... My real question is what adjustments to the cable plant? You have a link between the CMTS and the CM. The CMTS measures the signal and noise and commands the CM to output at a certain level. What would you do that would cause the CMTS to increase that CM US command?

Short answer-balance that link between the CMTS and CM(s) by adjusting/correcting the slope and gain in the reverse amplifiers. Additional work would be to correct any cable/connector/passive problems in between.
--
one should not increase, beyond what is necessary, the number of entities required to explain anything

travelguy

join:1999-09-03
Santa Fe, NM
said by THZNDUP:

Short answer-balance that link between the CMTS and CM(s) by adjusting/correcting the slope and gain in the reverse amplifiers. Additional work would be to correct any cable/connector/passive problems in between.

Thank you - that makes sense. What I think you are saying is that low output from a CM could be a symptom of one or more reverse amps turned up high to compensate for signal loss. Fix the signal loss, you can reduce the gain of the reverse amp. Reduce the gain of the reverse amp and the CM output can be increased.


THZNDUP
Deorum Offensa Diis Curae
Premium
join:2003-09-18
Lard
kudos:2
As well as minimize the contributory effects of running the reverse amps out of their system design specs or an out of spec amp or return path ingress or a flaw in the system design or.......
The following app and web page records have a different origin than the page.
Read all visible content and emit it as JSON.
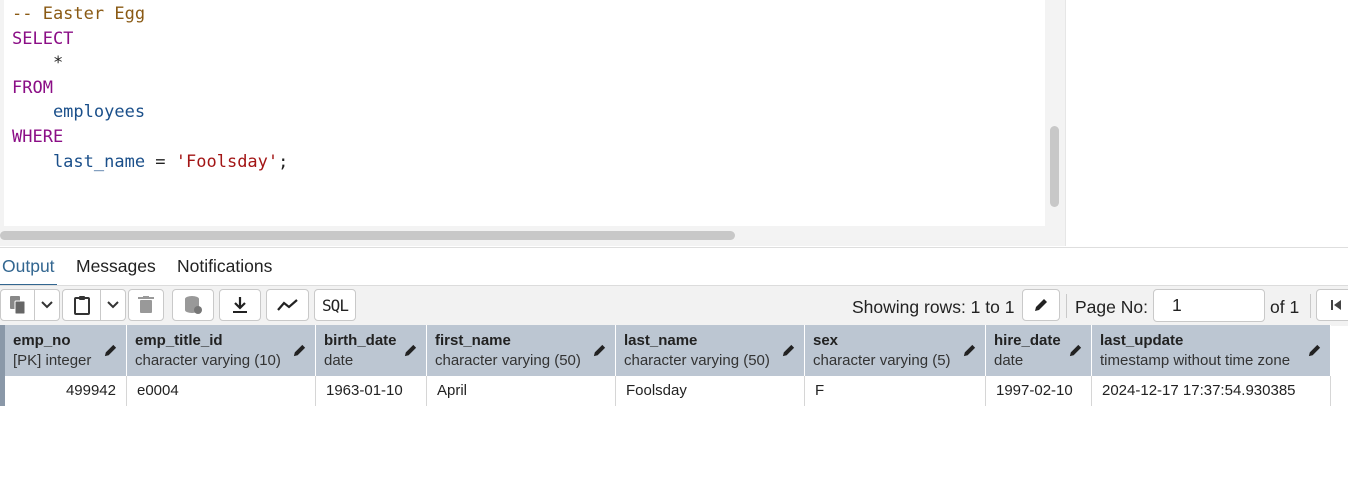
{
  "editor": {
    "lines": [
      [
        {
          "t": "-- Easter Egg",
          "c": "comment"
        }
      ],
      [
        {
          "t": "SELECT",
          "c": "keyword"
        }
      ],
      [
        {
          "t": "    *",
          "c": "plain"
        }
      ],
      [
        {
          "t": "FROM",
          "c": "keyword"
        }
      ],
      [
        {
          "t": "    employees",
          "c": "ident"
        }
      ],
      [
        {
          "t": "WHERE",
          "c": "keyword"
        }
      ],
      [
        {
          "t": "    last_name",
          "c": "ident"
        },
        {
          "t": " = ",
          "c": "plain"
        },
        {
          "t": "'Foolsday'",
          "c": "string"
        },
        {
          "t": ";",
          "c": "plain"
        }
      ]
    ]
  },
  "tabs": [
    {
      "label": "Output",
      "active": true
    },
    {
      "label": "Messages",
      "active": false
    },
    {
      "label": "Notifications",
      "active": false
    }
  ],
  "toolbar": {
    "sql_label": "SQL",
    "showing_rows": "Showing rows: 1 to 1",
    "page_label": "Page No:",
    "page_value": "1",
    "of_label": "of 1"
  },
  "grid": {
    "columns": [
      {
        "name": "emp_no",
        "type": "[PK] integer"
      },
      {
        "name": "emp_title_id",
        "type": "character varying (10)"
      },
      {
        "name": "birth_date",
        "type": "date"
      },
      {
        "name": "first_name",
        "type": "character varying (50)"
      },
      {
        "name": "last_name",
        "type": "character varying (50)"
      },
      {
        "name": "sex",
        "type": "character varying (5)"
      },
      {
        "name": "hire_date",
        "type": "date"
      },
      {
        "name": "last_update",
        "type": "timestamp without time zone"
      }
    ],
    "rows": [
      [
        "499942",
        "e0004",
        "1963-01-10",
        "April",
        "Foolsday",
        "F",
        "1997-02-10",
        "2024-12-17 17:37:54.930385"
      ]
    ]
  },
  "colors": {
    "keyword": "#8b0e86",
    "comment": "#8a5a14",
    "ident": "#1a4f8a",
    "string": "#a31515",
    "accent": "#326690",
    "header_bg": "#bcc6d2"
  }
}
The most recent adjustments(?) here have resulted in me losing about 5db both up and down. Was +5dn/+40up now 0db down and +35db up. Did get about a 3db increase in downstream SNR though.

A db here, a db there and pretty soon you're talking some real signal.


--
one should not increase, beyond what is necessary, the number of entities required to explain anything


Johkal
Cool Cat
Premium,MVM
join:2002-11-13
Happy Valley
kudos:10
reply to andyross
said by andyross:

said by Johkal:

55 dBmV is the observed max where a modem may see disconnects.
As for understanding signal levels; LOL! That's funny!

»Comcast High Speed Internet FAQ »What should my Signal Levels be?

"*Recommended upstream signal levels are +35 dBmV to +49 dBmV."

But, with upstream bonding, you'd want to keep it in the low-mid 40's at best, to leave some overhead. The max transmit is 51-52dB with 3-channel bonding.

Looks like you didn't read any posts before that one. Read my 1st post.
--
In God we trust; all others bring data!